This blog usually covers the new things I read, my library picks and theatre I go to see. But on World Book Day I want to tell you about my favourite books, Tamora Pierce’s Tortall series.
“Why do boys say someone acts like a girl as if it were an insult?”
Since being a teenage I have loved fantasy novels, starting as we all did, with Harry Potter. But it was Pierce’s Alanna that changed my world. It didn’t pretend to happen in the real world, but set aside its own world, where magic could be real. And even better than that, here was a girl who wanted to choose her own path, and is prepared to break rules to get there.
There was even just enough light romance for a middle-teenager.
“Lord Raoul asked me to tell you that if you get yourself killed, he will never speak to you again.”
Then there were the Protector of the Small books, better again as Kel is the determined working one. Taking on the same world, but as herself, not disguised as a boy. She takes on bullies, struggles to make friends and to learn how to survive on her own terms.
This is the best series I own, and well into adulthood I am still rereading regularly. Reading again with Mark Reads was one of my most fun online time.
This is a collection of poems about an abusive relationship between father and daughter as the father is dying. There is vivid imagery of the Amazon rainforest and a thread of healing through the rainforest.
I’m never quite sure how to read poetry, read some of these aloud, which definitely helped with the “rhythm” of the poems, although I feel a bit foolish reading aloud on my own (and didn’t want to read poems this violent with my son in the room).

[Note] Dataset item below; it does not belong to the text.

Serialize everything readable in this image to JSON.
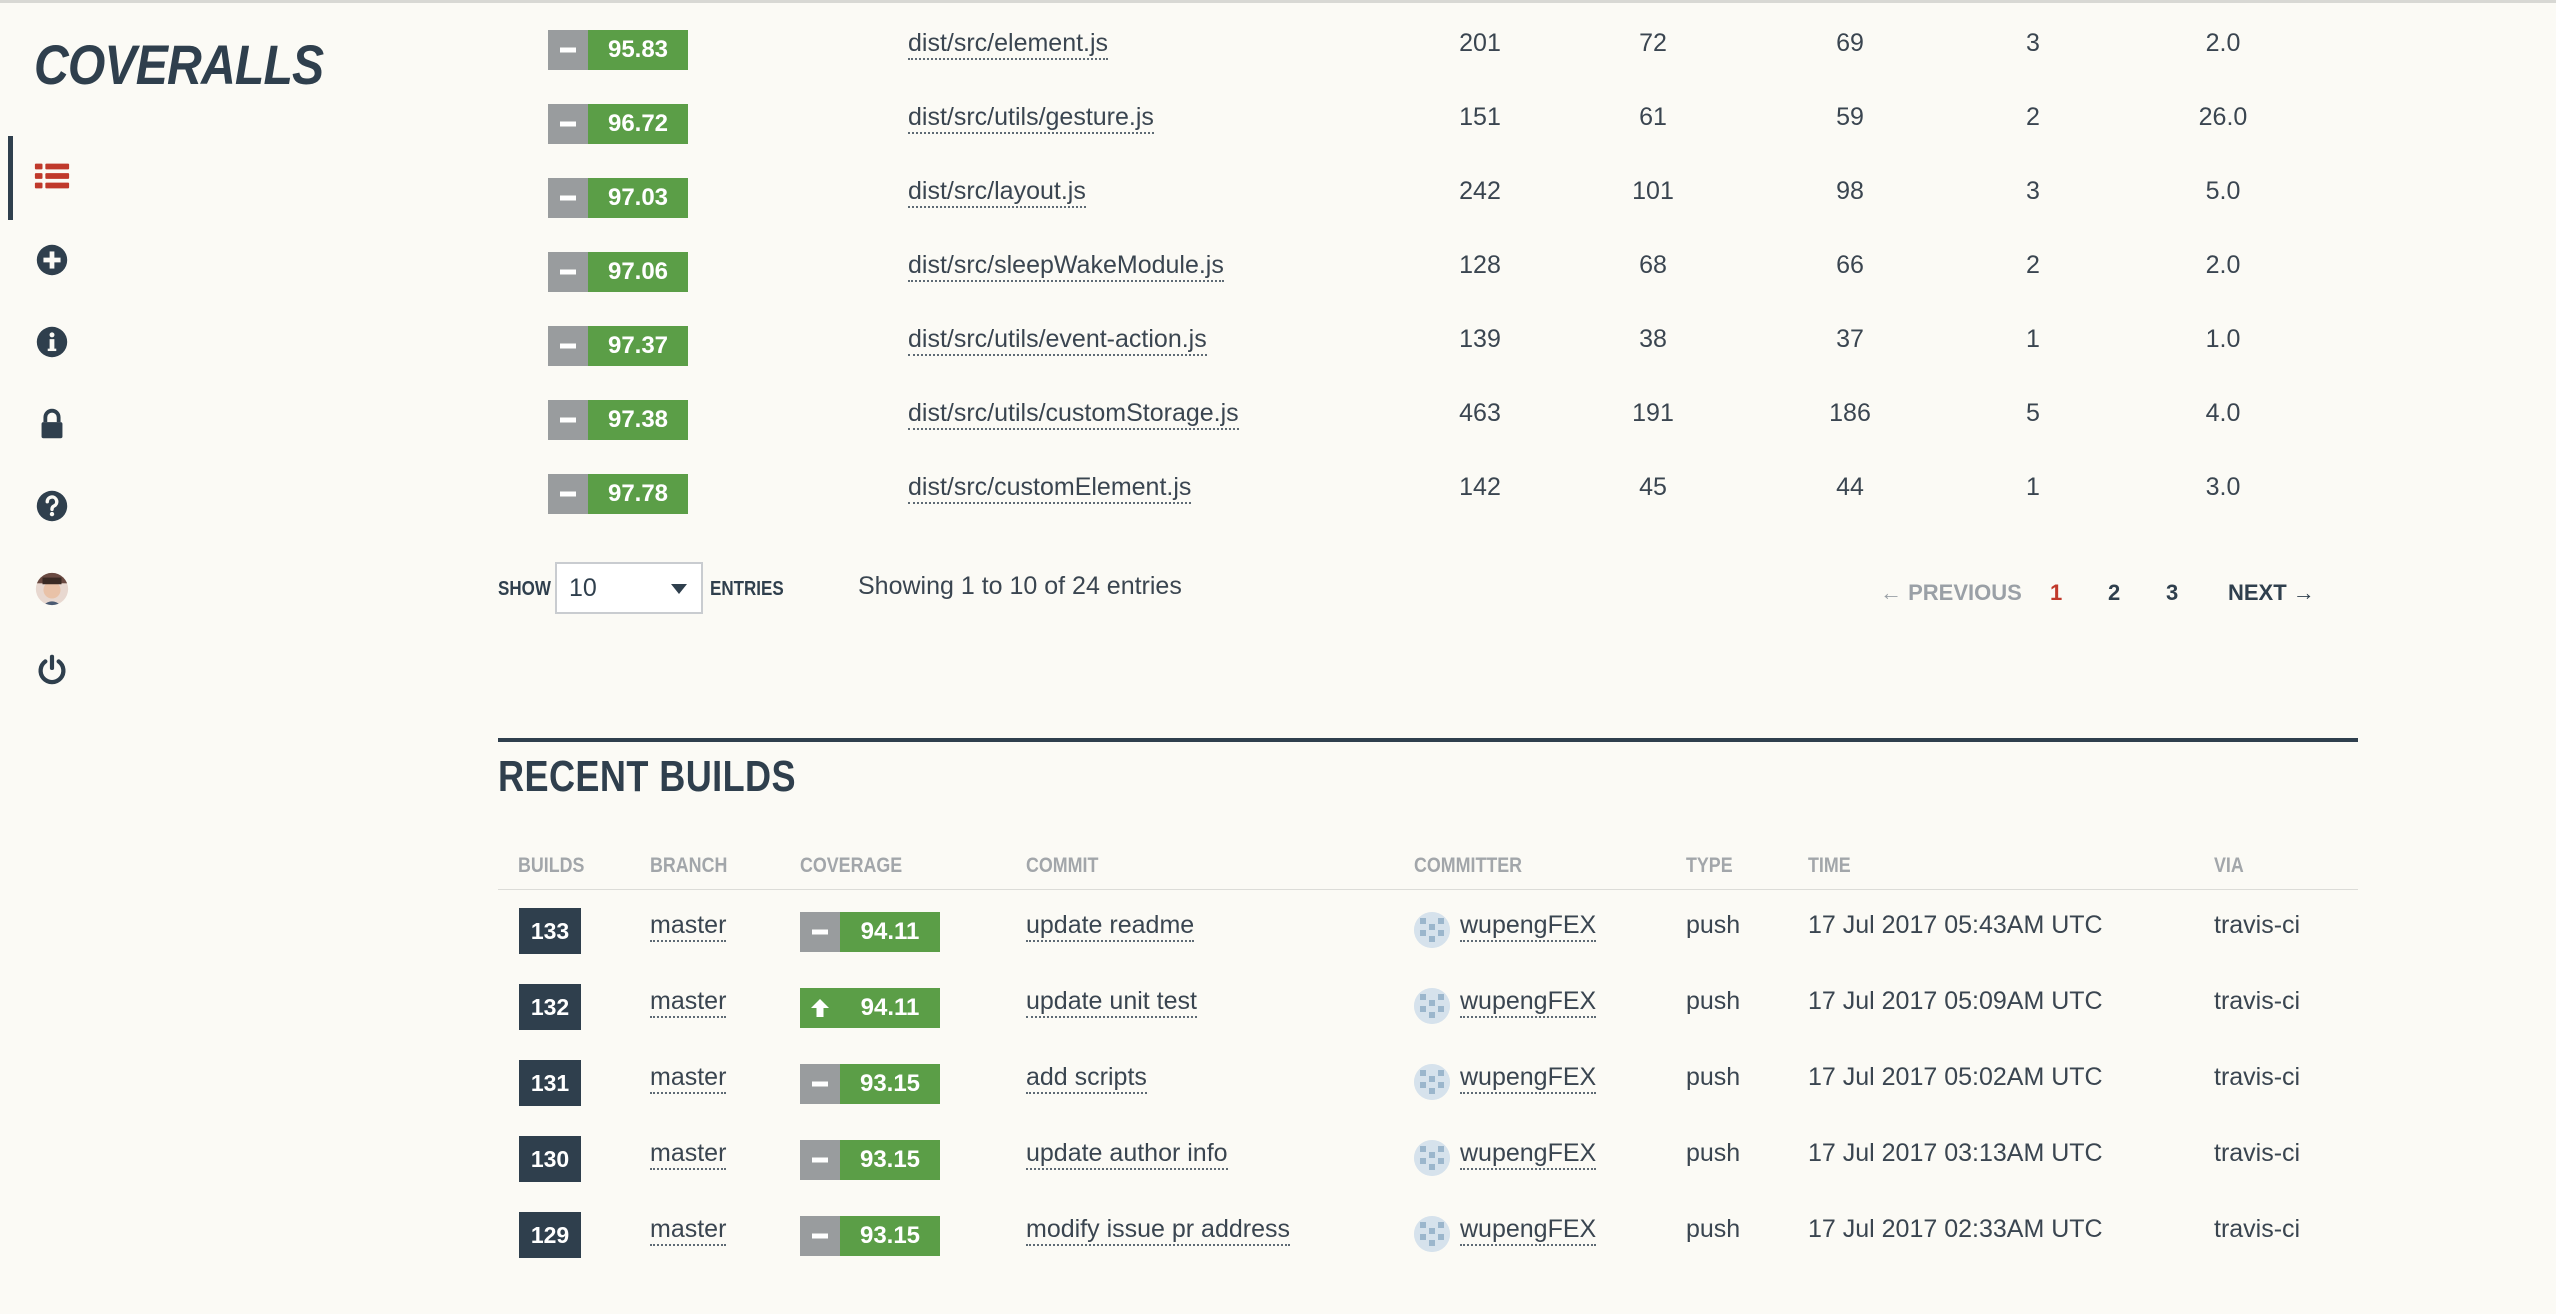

Having reread Chocolat, the next book I picked up had to be The Lollipop Shoes, which returns to Vianne and her daughters four years later. They still have a chocolate shop now in Montmartre, but are hiding from themselves and their past in search of permanence and stability. The chocolate shop is not a success, the chocolates are made elsewhere and Anouk is moving away from her mother.
Against this, Zozie turns up in her lollipop shoes and bright character. Another witch, she offers friendship to the family, and helps make the shop something like that in Chocolat. Another tale of unwinding secrets, only this time the secrets belong to Vianne and Anouk more than the shop’s customers.
This is a more substancial book than Chocolat, with the magic being a more key part of the narrative rather than something to help smooth things along. This is mostly Zozie who has no problem with using her talents in spite of repercussions and offers an interesting contrast to Vianne, emphasised by the three-narrator structure of the book, with the two adult women and Anouk all given voices.
Joanne Harris – Chocolat
This is the book which made Harris famous: a tale of chocolate and magic set in rural France in the late twentieth century.
Vianne has blown into the village of Lansquenet on a Mardi Gras parade and decided that this is a good place to try and fight the urge to wander that comes with the changing wind and appearance of the “black man” in the tarot cards. As the book unfolds we learn her secrets, and what she is afraid of. This is set against a backdrop of wider change within the village as the shop acts as a catalyst to enable change within the families resident there, and the history of the village itself and how this is tied to the priest’s own past.
Chocolat is the best book possible to read over the Easter weekend (unless you were hoping for your eggs to last past Easter Monday), looking at the self-denial of lent and the extravagance of the Easter festival itself, and how the church relates to this.
Mr Malik is a gentleman, living in Nairobi and attending the local Tuesday morning bird walk where he has secretly fallen in love with the leader Rose Mbikwa. Having constructed a plan to win her heart, he is thwarted by an old school rival who is everything Malik is not: a salesman and womaniser who joins the bird walk to flirt with the leader.
As gentlemen and members of the Asadi Club it is agreed that to prevent upset for the lady by being approached by both men, whoever wins a challenge to see the most birds possible in a week will have the first opportunity to approach her, and that the loser will stand aside until after this has happened. This is a rather sexist premise for a book, but if this can be overlooked it is a fun light read.
What follows is an adventure through Kenya, with the honourable Malik having many hurdles placed in his way whilst his rival enjoys the chance to bird-watch on the best of Kenya’s nature reserves. There is also a chance to discuss corruption in Kenyan politics and what is truly important to people as well as charming illustrations of birds between the chapters.